Weeping woolly mammoths, buck-toothed Neanderthals and a fire-breathing North America — Manvir Singh’s ’12 new book, “Zoostalgia,” is full of quirky and inviting illustrations like these that draw in readers regardless of their background in biology. “Zoostalgia,” which is now available at a handful of small bookstores and on Amazon, is dedicated to Pleistocene megafauna, extinct large animals that lived from 12,000 to 2.6 million years ago. Singh, a self-proclaimed “animal nerd,” said he has always been fascinated by these creatures.
“They’re kind of like extreme, mutated versions of a lot of the creatures we have, like giant sloths, giant armadillos, like dwarf hippos,” he said. “It’s like an alternate universe.”
One appealing aspect of these fauna, Singh said, is their “recency” — geological recency, that is — and the stamp they left on the world.
“They are so alien in one sense, but you can still see the ecological effects,” he said.
The book is done entirely in black and white and catalogues the various fauna by continent of origin. The cover, which lacks any text, showcases the giant head of a woolly mammoth, complete with an angelic halo and a star balanced between its tusks. The rest of the book showcases Singh’s clean and detailed, if sometimes anatomically incorrect, line art. Each spread features an elaborately drawn animal alongside a handwritten description.

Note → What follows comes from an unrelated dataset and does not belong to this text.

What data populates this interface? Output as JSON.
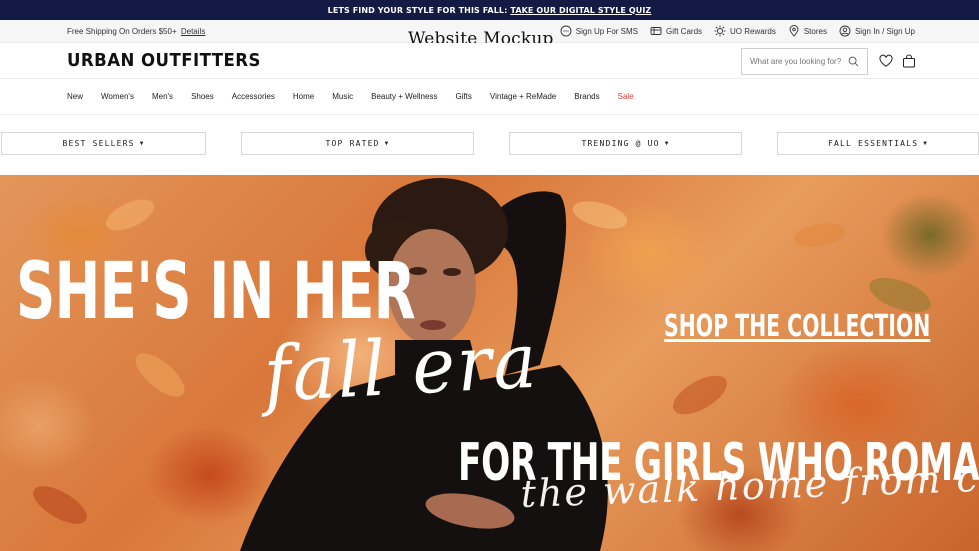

The lettering is also fanciful — Singh swirls the ends of his y’s and g’s and puts occasional serifs on the headings of his pages. Instead of italics, species names are done in a charming cursive. “Zoostalgia” is a book of small touches, from the tiny, turbaned human silhouette — added to provide a sense of scale for every creature — to the scrawled ISBN number above the printed barcode on the back cover.

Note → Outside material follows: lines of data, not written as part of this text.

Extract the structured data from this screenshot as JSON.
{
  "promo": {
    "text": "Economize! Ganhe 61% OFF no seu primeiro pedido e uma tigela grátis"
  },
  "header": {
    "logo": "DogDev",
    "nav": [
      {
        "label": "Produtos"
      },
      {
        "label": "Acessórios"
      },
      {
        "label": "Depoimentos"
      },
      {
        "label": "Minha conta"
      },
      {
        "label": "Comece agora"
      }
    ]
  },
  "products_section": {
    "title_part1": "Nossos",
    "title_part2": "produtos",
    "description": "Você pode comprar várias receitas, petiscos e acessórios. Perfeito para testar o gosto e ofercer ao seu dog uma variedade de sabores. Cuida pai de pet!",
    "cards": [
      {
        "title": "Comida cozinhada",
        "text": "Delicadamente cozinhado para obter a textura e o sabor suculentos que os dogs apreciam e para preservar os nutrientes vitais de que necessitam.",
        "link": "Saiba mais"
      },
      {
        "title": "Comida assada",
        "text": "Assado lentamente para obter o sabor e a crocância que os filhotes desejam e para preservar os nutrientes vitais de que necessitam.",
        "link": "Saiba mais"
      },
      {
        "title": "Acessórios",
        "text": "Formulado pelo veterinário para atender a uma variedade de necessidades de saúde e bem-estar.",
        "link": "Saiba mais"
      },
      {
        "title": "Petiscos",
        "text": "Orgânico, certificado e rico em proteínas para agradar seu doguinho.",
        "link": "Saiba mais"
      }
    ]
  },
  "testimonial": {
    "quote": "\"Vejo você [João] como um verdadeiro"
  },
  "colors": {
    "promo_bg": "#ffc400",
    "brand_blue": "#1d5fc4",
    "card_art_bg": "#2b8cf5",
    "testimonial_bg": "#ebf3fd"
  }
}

A ‘logical little project’
The heart of the book-making process is one of “revelry,” Singh said.
Singh, who has been drawing since childhood got the idea for “Zoostalgia” last spring. He drew his first illustration for the book, a Glyptodon, or giant armadillo, in April. When he returned to Brown in the fall, he started mapping out the structure of the book and completed the book over winter break.
“I have a picture of an animal or a thought, and (I) doodle it,” he said, adding that he draws his pictures free-hand, without sketches or outlines. “I like celebrating eccentricity or spontaneity.”

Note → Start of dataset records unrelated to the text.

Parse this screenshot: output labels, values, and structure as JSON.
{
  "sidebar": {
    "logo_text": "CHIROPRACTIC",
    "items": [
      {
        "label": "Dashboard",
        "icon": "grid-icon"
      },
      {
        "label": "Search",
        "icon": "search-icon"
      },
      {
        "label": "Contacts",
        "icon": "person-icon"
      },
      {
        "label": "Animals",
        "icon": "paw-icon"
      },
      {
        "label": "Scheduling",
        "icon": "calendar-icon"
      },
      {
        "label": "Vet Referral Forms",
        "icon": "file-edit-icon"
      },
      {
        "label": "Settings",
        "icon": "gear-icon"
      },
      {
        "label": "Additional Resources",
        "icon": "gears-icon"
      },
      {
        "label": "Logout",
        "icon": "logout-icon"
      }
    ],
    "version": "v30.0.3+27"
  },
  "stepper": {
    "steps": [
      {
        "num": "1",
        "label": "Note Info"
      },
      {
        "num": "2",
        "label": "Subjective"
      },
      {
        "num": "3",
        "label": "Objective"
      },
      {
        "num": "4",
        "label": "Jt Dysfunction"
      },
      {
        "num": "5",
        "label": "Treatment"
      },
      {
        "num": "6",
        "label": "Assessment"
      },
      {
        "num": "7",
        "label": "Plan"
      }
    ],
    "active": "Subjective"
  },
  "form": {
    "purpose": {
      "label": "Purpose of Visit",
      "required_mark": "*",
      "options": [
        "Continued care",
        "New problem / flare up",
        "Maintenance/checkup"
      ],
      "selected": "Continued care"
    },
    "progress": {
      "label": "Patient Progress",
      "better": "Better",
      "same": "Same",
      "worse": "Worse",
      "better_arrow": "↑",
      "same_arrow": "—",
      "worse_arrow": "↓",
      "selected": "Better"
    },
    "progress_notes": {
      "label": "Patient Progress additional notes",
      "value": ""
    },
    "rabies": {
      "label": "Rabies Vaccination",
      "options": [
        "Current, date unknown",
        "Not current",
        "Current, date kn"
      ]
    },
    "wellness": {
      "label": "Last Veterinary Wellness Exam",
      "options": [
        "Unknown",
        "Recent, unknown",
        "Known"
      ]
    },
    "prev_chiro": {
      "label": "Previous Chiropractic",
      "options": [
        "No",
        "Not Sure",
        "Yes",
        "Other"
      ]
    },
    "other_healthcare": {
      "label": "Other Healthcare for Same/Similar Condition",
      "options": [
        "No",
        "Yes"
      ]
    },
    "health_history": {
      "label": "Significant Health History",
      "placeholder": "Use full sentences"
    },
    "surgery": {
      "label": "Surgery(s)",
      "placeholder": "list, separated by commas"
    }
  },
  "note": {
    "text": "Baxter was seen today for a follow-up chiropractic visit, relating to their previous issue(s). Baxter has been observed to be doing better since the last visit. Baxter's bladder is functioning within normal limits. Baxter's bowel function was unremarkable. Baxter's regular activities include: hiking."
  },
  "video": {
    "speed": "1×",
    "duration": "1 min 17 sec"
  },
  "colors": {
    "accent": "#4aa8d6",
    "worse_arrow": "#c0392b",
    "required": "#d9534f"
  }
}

“Zoostalgia” is not Singh’s first foray into publishing. His first book, “The Evolutionist’s Doodlebook,” was published last year and provided definitions of various concepts such as sexual dimorphism and Dollo’s law alongside his signature doodles.
Though the first book is “more whimsical and a lot goofier,” Singh said the final process of publishing the book was the same. After editing the drawings and lettering himself, Singh took his work to a printing press in Queens, N.Y.
Singh said he was first inspired to publish his work himself when he visited a bookshop in New York selling artists’ publications. “I was looking, and I said, ‘I think I can make something better than these,’” he said.
“I like books a lot. I like books as an object,” he added. “It just seemed like a logical little project.”
The book’s doodle-like style has been a draw for readers.
“They’re very whimsical,” said Guy Tabachnick ’12 at the book’s launch party Feb. 16. “But (they’re) also very well-done and informative.”
The launch event at Alumnae Hall featured live music and screenprinting of some of Singh’s designs.
“His projects are an expression of who he is ,” said Sandeep Nayak ’12, who has known Singh since freshman year and also attended the event.
For Singh, putting together the book was a way to synthesize his passions for cartooning and biology while exploring his own identity.
“It puts your personal self together,” Singh said.
Singh said he hopes to go into academia in the future and study animal behavior.
“As long as I can remember, I’ve been obsessed with animals,” he said. “It’s cool that we cohabitate with these things.”
After graduation, he plans on taking time off. “I want to explore and travel,” he said. Singh has applied to programs studying animal behavior in the Kalahari Desert, Copenhagen and New Caledonia, an island east of Australia.
In the meantime, Singh plans to write a third book.
“A project can be anything you want — it can be making a table, making a book,” he said. “It gives meaning to a lot of small things in your life.”